Start of Data shown

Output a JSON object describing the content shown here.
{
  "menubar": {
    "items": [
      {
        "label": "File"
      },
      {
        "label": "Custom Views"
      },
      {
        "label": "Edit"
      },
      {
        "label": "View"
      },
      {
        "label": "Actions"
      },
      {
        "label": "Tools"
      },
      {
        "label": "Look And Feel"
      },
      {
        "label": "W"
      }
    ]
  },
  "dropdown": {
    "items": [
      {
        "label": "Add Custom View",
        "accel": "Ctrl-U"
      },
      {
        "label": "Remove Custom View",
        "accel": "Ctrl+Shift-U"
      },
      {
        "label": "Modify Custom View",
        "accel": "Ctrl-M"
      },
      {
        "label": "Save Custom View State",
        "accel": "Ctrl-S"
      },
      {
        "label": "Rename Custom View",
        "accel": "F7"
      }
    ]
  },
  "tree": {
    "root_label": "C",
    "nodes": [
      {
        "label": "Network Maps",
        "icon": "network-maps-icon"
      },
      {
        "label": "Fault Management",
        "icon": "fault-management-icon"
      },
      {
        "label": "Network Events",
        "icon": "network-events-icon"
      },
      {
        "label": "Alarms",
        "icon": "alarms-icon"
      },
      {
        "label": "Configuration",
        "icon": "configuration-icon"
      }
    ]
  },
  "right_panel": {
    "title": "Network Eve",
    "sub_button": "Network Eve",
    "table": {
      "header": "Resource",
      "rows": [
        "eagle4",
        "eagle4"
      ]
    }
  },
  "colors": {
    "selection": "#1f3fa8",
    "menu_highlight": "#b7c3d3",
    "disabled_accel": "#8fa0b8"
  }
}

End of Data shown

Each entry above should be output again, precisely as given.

Output a JSON object describing the content shown here.
{
  "menubar": {
    "items": [
      {
        "label": "File"
      },
      {
        "label": "Custom Views"
      },
      {
        "label": "Edit"
      },
      {
        "label": "View"
      },
      {
        "label": "Actions"
      },
      {
        "label": "Tools"
      },
      {
        "label": "Look And Feel"
      },
      {
        "label": "W"
      }
    ]
  },
  "dropdown": {
    "items": [
      {
        "label": "Add Custom View",
        "accel": "Ctrl-U"
      },
      {
        "label": "Remove Custom View",
        "accel": "Ctrl+Shift-U"
      },
      {
        "label": "Modify Custom View",
        "accel": "Ctrl-M"
      },
      {
        "label": "Save Custom View State",
        "accel": "Ctrl-S"
      },
      {
        "label": "Rename Custom View",
        "accel": "F7"
      }
    ]
  },
  "tree": {
    "root_label": "C",
    "nodes": [
      {
        "label": "Network Maps",
        "icon": "network-maps-icon"
      },
      {
        "label": "Fault Management",
        "icon": "fault-management-icon"
      },
      {
        "label": "Network Events",
        "icon": "network-events-icon"
      },
      {
        "label": "Alarms",
        "icon": "alarms-icon"
      },
      {
        "label": "Configuration",
        "icon": "configuration-icon"
      }
    ]
  },
  "right_panel": {
    "title": "Network Eve",
    "sub_button": "Network Eve",
    "table": {
      "header": "Resource",
      "rows": [
        "eagle4",
        "eagle4"
      ]
    }
  },
  "colors": {
    "selection": "#1f3fa8",
    "menu_highlight": "#b7c3d3",
    "disabled_accel": "#8fa0b8"
  }
}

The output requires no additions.